* **Task prompt**: Go through the data below and gather each line containing "retry".

* **Given data**:
⁂

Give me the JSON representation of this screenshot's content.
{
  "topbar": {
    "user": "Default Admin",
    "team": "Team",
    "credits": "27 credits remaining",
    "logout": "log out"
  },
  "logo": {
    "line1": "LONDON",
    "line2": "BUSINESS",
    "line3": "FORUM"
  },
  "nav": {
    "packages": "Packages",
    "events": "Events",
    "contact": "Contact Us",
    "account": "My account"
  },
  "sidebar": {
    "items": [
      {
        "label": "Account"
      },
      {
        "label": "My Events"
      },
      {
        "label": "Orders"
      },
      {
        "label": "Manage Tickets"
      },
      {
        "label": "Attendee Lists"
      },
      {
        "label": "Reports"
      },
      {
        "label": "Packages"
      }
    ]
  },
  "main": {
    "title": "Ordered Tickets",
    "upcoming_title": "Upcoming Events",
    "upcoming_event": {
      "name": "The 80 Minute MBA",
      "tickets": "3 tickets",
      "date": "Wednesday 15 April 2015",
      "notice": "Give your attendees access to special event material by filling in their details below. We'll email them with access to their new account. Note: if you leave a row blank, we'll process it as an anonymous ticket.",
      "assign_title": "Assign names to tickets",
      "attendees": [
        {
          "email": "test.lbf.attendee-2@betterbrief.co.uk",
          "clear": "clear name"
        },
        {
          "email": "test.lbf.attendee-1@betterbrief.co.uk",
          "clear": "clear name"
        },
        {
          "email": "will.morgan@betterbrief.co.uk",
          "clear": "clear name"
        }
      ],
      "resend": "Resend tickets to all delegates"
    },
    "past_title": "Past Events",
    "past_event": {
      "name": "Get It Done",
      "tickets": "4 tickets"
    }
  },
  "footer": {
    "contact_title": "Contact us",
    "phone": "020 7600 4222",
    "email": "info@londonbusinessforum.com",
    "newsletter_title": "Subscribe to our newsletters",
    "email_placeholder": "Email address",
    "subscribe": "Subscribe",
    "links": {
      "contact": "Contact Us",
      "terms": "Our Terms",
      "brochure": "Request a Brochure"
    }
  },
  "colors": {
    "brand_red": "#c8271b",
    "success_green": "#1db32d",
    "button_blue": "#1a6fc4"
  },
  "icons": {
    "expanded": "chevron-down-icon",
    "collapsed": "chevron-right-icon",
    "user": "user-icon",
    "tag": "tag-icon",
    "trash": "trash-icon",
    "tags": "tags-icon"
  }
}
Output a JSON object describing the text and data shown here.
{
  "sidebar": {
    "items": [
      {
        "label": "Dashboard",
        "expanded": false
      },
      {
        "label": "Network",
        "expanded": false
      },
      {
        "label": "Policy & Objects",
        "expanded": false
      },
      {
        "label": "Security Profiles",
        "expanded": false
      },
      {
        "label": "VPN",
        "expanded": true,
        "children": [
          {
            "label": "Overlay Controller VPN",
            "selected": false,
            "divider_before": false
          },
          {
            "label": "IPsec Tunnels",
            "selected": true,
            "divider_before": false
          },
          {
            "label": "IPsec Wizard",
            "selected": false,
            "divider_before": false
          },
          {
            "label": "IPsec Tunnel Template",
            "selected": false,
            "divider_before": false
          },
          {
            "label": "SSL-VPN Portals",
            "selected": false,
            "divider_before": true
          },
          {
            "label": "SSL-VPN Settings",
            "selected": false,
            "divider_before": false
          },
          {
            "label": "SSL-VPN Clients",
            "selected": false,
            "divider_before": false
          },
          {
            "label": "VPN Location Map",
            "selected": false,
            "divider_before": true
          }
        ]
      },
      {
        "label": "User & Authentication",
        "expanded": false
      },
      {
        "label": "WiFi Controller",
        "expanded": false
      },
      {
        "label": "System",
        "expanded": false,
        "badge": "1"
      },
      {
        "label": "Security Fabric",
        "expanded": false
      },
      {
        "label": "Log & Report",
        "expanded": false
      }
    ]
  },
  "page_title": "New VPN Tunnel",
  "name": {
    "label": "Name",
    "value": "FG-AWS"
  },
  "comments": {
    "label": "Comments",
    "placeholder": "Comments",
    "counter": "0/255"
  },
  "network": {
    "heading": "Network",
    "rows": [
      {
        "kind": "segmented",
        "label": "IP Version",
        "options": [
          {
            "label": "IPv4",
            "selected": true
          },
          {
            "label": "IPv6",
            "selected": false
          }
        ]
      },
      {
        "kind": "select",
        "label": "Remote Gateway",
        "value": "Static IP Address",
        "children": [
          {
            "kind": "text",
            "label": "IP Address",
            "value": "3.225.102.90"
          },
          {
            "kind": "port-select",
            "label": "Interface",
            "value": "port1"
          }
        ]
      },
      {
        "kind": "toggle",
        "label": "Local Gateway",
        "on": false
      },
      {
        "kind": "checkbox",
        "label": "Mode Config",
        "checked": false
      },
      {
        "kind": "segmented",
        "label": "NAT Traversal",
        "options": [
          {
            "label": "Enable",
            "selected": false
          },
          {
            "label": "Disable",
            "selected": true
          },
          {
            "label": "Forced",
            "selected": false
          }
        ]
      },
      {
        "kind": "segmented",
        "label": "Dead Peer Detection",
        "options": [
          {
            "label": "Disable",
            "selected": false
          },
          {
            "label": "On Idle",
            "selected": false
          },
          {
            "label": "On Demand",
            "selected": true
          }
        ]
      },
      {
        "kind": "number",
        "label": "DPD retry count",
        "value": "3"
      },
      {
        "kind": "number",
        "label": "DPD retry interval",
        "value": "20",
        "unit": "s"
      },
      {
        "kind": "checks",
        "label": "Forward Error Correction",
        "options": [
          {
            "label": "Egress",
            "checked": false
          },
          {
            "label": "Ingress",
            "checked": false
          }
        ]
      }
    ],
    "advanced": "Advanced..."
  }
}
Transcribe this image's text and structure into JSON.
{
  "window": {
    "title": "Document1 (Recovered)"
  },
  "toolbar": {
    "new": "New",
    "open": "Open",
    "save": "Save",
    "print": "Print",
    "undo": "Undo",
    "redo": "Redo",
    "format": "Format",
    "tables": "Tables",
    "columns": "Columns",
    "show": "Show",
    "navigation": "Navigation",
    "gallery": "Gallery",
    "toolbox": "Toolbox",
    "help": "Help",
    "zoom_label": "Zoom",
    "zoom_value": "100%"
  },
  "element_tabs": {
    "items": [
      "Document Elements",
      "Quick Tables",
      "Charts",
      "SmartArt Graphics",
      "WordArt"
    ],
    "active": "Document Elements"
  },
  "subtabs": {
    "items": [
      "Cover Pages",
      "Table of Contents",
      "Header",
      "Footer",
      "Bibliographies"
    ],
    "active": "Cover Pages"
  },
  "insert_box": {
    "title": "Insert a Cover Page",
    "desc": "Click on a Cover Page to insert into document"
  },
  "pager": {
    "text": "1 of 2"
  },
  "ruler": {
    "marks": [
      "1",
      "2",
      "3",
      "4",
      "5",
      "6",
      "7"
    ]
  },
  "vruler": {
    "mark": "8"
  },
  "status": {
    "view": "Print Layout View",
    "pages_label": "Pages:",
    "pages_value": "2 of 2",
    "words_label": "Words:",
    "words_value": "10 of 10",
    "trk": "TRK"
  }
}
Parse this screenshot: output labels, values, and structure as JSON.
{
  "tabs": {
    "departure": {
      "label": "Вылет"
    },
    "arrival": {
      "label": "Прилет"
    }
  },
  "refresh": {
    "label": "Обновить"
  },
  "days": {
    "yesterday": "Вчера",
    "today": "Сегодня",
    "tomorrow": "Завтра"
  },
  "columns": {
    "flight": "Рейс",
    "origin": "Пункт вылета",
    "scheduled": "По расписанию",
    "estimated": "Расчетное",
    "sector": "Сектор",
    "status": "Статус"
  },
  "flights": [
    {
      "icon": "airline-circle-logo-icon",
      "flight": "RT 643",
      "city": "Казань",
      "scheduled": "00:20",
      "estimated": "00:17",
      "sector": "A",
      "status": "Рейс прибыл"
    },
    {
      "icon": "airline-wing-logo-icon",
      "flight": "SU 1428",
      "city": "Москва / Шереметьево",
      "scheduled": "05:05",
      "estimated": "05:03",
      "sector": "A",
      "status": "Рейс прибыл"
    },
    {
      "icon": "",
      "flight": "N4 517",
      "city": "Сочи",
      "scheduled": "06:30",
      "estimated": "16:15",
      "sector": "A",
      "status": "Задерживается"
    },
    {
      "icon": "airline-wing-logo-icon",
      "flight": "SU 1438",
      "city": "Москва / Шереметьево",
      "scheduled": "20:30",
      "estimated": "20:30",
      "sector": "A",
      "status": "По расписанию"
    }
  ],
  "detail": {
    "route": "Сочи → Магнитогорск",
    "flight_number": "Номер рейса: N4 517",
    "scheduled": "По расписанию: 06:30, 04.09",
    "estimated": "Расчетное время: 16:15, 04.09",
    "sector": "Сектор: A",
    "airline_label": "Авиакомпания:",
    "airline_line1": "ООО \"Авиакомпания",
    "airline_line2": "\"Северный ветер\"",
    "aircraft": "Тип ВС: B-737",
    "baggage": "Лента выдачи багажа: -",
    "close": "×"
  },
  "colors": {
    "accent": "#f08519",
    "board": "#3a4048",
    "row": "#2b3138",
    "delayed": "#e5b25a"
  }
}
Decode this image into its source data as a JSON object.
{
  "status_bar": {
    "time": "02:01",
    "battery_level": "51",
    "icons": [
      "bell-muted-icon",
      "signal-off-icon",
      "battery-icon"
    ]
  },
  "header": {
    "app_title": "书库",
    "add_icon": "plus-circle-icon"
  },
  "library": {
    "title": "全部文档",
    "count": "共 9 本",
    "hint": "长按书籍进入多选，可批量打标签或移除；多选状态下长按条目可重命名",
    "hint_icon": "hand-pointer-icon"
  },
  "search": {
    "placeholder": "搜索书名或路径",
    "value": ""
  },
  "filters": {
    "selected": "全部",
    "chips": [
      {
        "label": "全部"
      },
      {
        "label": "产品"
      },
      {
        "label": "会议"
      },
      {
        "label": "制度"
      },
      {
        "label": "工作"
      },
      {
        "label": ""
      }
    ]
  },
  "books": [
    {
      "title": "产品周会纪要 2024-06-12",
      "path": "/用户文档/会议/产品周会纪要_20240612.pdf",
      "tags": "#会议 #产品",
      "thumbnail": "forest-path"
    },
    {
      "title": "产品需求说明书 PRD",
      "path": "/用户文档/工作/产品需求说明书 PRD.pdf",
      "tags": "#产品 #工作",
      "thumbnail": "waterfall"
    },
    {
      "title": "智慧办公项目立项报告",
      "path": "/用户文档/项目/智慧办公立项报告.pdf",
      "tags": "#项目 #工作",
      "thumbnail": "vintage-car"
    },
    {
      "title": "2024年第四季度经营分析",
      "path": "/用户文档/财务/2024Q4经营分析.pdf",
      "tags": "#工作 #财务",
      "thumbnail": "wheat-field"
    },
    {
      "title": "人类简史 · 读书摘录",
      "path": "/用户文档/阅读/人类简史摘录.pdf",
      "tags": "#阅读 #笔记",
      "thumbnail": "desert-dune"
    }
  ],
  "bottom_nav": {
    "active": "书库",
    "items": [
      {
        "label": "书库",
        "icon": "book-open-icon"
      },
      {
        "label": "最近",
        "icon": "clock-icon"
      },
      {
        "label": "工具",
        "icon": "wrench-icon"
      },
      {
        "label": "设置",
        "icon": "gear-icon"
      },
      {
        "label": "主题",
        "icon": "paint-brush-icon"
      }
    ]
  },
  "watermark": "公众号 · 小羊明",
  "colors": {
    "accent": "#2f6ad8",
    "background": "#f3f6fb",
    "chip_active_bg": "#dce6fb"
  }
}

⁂

* **Result below**:
        "label": "DPD retry count",
        "label": "DPD retry interval",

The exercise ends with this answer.